Join us on Obscura Day for a special visit to the Princeton Plasma Physics Laboratory (PPPL)!

PPPL is a national collaborative laboratory of the U.S. Department of Energy managed by Princeton University. Researchers at the lab study plasma physics and nuclear fusion, and are working to develop fusion energy as a clean, safe, and affordable source of power. The history of the lab began in 1951 with Princeton professor Lyman Spitzer, Jr., who was not only the founder of PPPL but also inspired the development of the Hubble Space Telescope. The story goes that Spitzer, who was an avid skier, came up with the idea for a figure-eight shaped “stellarator” on a ski trip to Aspen, Colorado. He launched his project a few months later in a former rabbit hutch a few miles from Princeton University.
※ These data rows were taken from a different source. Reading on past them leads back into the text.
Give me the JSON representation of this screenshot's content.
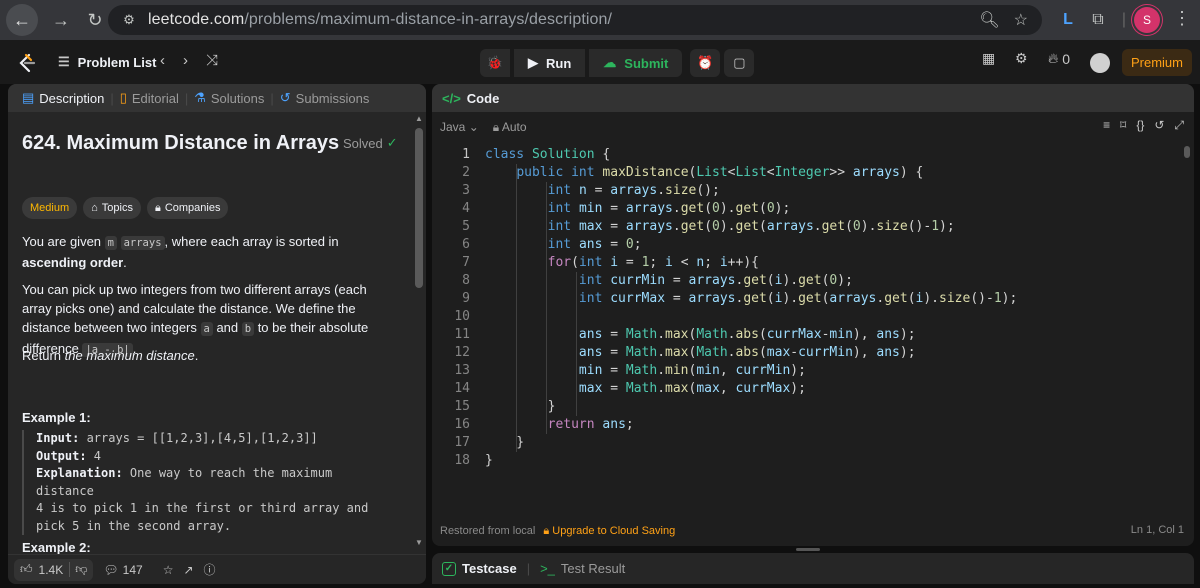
{
  "browser": {
    "url_host": "leetcode.com",
    "url_path": "/problems/maximum-distance-in-arrays/description/",
    "profile_initial": "S"
  },
  "topbar": {
    "problem_list": "Problem List",
    "run": "Run",
    "submit": "Submit",
    "notification_count": "0",
    "premium": "Premium"
  },
  "left_tabs": [
    {
      "label": "Description"
    },
    {
      "label": "Editorial"
    },
    {
      "label": "Solutions"
    },
    {
      "label": "Submissions"
    }
  ],
  "problem": {
    "title": "624. Maximum Distance in Arrays",
    "solved": "Solved",
    "difficulty": "Medium",
    "topics": "Topics",
    "companies": "Companies",
    "p1_a": "You are given ",
    "p1_code1": "m",
    "p1_code2": "arrays",
    "p1_b": ", where each array is sorted in ",
    "p1_bold": "ascending order",
    "p1_c": ".",
    "p2_a": "You can pick up two integers from two different arrays (each array picks one) and calculate the distance. We define the distance between two integers ",
    "p2_code_a": "a",
    "p2_and": " and ",
    "p2_code_b": "b",
    "p2_b": " to be their absolute difference ",
    "p2_code_abs": "|a - b|",
    "p2_c": ".",
    "p3_a": "Return ",
    "p3_em": "the maximum distance",
    "p3_b": ".",
    "example1_title": "Example 1:",
    "ex_input_label": "Input:",
    "ex_input": " arrays = [[1,2,3],[4,5],[1,2,3]]",
    "ex_output_label": "Output:",
    "ex_output": " 4",
    "ex_expl_label": "Explanation:",
    "ex_expl_1": " One way to reach the maximum distance",
    "ex_expl_2": "4 is to pick 1 in the first or third array and",
    "ex_expl_3": "pick 5 in the second array.",
    "example2_title": "Example 2:"
  },
  "left_footer": {
    "likes": "1.4K",
    "comments": "147"
  },
  "code_panel": {
    "tab": "Code",
    "language": "Java",
    "auto": "Auto",
    "footer_left": "Restored from local",
    "footer_upgrade": "Upgrade to Cloud Saving",
    "cursor": "Ln 1, Col 1"
  },
  "code_lines": [
    "1",
    "2",
    "3",
    "4",
    "5",
    "6",
    "7",
    "8",
    "9",
    "10",
    "11",
    "12",
    "13",
    "14",
    "15",
    "16",
    "17",
    "18"
  ],
  "test_panel": {
    "testcase": "Testcase",
    "result": "Test Result"
  }
}
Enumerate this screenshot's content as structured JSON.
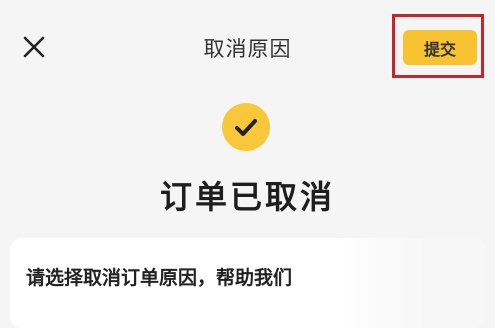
{
  "header": {
    "title": "取消原因",
    "submit_label": "提交"
  },
  "icons": {
    "close": "close-icon",
    "status": "checkmark-icon"
  },
  "status": {
    "title": "订单已取消"
  },
  "reason_card": {
    "prompt": "请选择取消订单原因，帮助我们"
  },
  "colors": {
    "accent": "#f7c331",
    "highlight_border": "#c8242b",
    "background": "#f5f5f5",
    "card": "#ffffff",
    "text": "#1e1e1e"
  }
}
The lab's flagship machine is the recently upgraded National Spherical Torus Experiment (NSTX-U). Inside this machine, scientists take hydrogen nuclei and heat them to temperatures hotter than the center of the sun while keeping them in place via electromagnets that are 100,000 times stronger than the earth’s magnetic field at the surface. The experiment attracts researchers from all over the world and is a crucial step in the quest to develop fusion energy – the same energy that powers the sun and the stars.

During this event, attendees will get a behind-the-scenes look at NSTX-U and other experiments at PPPL. The afternoon will also include talks by physicists and engineers, videos, and hands-on demonstrations and activities.

DETAILS:
Saturday, April 16; Two tours at 10:00am - 12:30pm & 1:00pm - 3:30pm. Make sure to double-check your reservation time!
Ticket Cost: Free, but capacity is limited. RSVP REQUIRED.
Adult visitors MUST bring a valid photo ID (passport or license) for entry.
All visitors are welcome, but non-citizens are required to provide their citizenship, date of birth, and place of birth in advance.

Princeton Plasma Physics Laboratory
100 Stellarator Road
Princeton, NJ 08543
Directions are available at: http://www.pppl.gov/about/visiting-pppl

Take a New Jersey Transit Northeast corridor train to Princeton Junction or to Princeton. A schedule is available at http://www.njtransit.com/pdf/rail/R0070.pdf. You can either take a cab or other transportation from Princeton Junction. Information on taxi services is available at http://www.princeton.edu/transportation/pubtrans.html.

Check out our full lineup of amazing adventures taking place all around the world on Obscura Day, our annual celebration of discovery!

Share photos on Twitter and Instagram with us @atlasobscura using the #obscuraday hashtag.